Eugene Ras, Head of Data and Analytics at Heineken Beverages explains why he thinks hype around data and analytics can become Kryptonite for data and analytics leaders  

This week’s interview with our Global Top 100 Innovators in Data and Analytics features Eugene Ras, Head of Data and Analytics at Heineken Beverages.

Before taking the data and analytics reins at Heineken, Ras was the Head of Data and Analytics at South African brewing and beverage firm Distell. 


C: What are you most passionate about when it comes to data and analytics? What do you think is too often overlooked or misunderstood? 

ER: Unfortunately, the hype created around data has become our Kryptonite! Often, we are not able to deliver on the promises we make, with some recent studies indicating that close to 80% of data projects fail. 

I am still passionate about the potential data has to transform a business. I always tell my team that we need to work ourselves out of a job – that the use of data should become second nature to the business users, and it should be their first port of call when making decisions. 

Therein lies another fallacy about data-driven decision-making – that it completely discounts experience and intuition. This is a common misunderstanding. I am a big proponent of informed intuition, where data is used to either confirm or challenge your intuition. This approach always leads to better decision-making. I am also very passionate about driving data literacy with non-technical employees. 

Utilizing data as a tool within your tactical and strategic arsenal should not only be limited to those who have a knack for writing code. Cultivating a better understanding of how data can be used to make your work life easier is something I place a lot of emphasis on.

C: What do you think are some of the biggest challenges facing data and analytics leaders today? And how do you think they can be overcome?  

ER: For the last couple of years, all organizations have been competing for a limited supply of data talent. As data and analytics leaders, we must change the way we recruit new talent into our organizations. 

We will have to be a lot more flexible in talent management which will be hedged on a strategy-driven, differentiated approach. This at the very least means that new talent should be recruited with the end in mind. A focus should be on what business requirements are, and only then match that with the human and technical skills needed to fulfill those requirements. 

Added to that, strategies such as outsourcing, offshoring, and retraining talent will become more important. Tech talent is also more likely to join organizations based on the work they will be doing.
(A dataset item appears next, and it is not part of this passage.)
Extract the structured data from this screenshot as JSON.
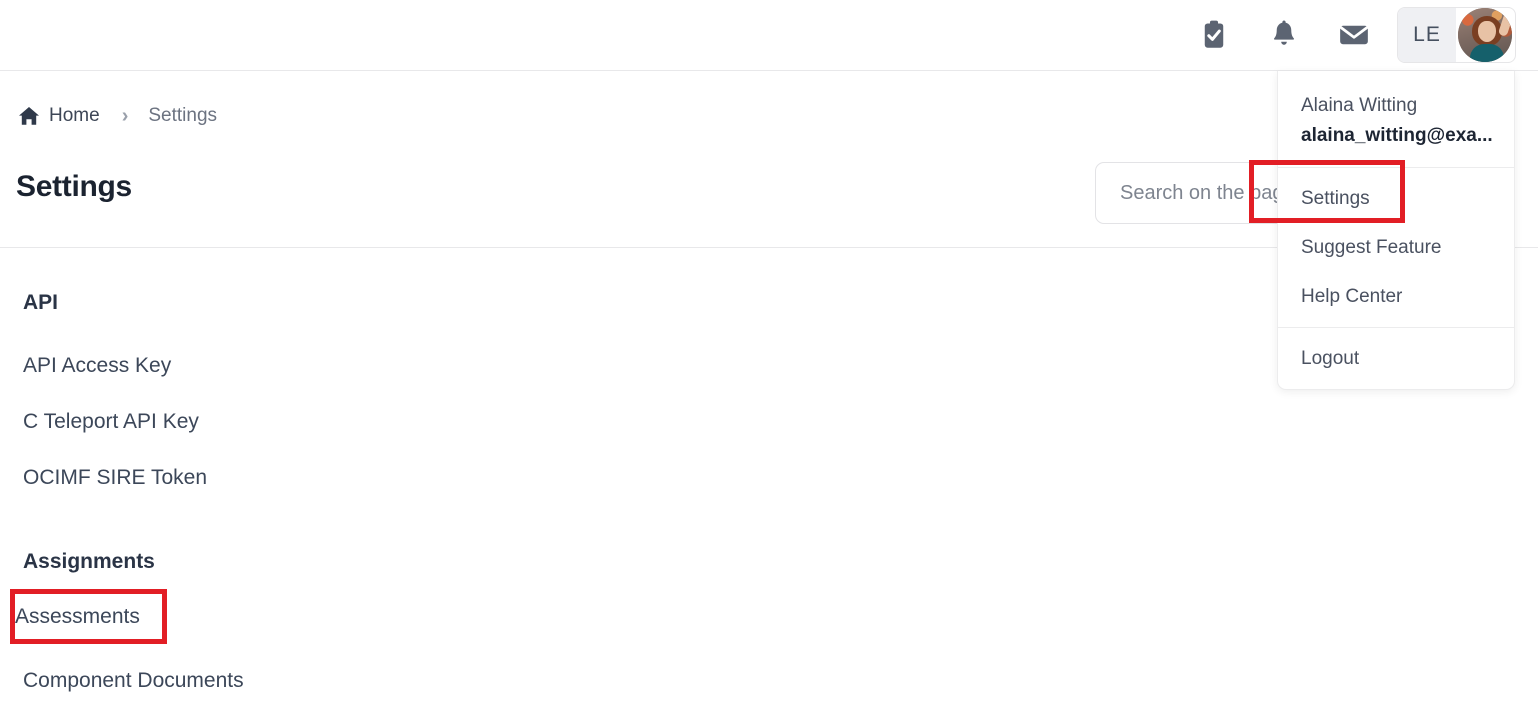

A proper career path will become critical allowing talent to build depth in multiple areas throughout their career.  

Finally, as AI continues to automate problem-solving, our focus should shift to talent that can guide AI technologies toward business results.

C: In your experience, what does it take to be a successful leader in the data and analytics space? What characteristics or skills should aspiring data leaders focus on cultivating?  

ER: There is no simple answer to this. In my view, a successful leader in the data and analytics space is someone who can harmonize a combination of technical expertise, strategic thinking, business acumen, and very strong interpersonal skills. 

In particular aspiring data leaders should not only develop technical proficiency but also business understanding, communication skills, an ethical mindset, problem-solving, and analytical thinking. It also requires the ability to exhibit resilience and perseverance to achieve the functional goals set by the organization.

Download the full Corinium Top 100 Global Innovators in Data and Analytics 2023 report, here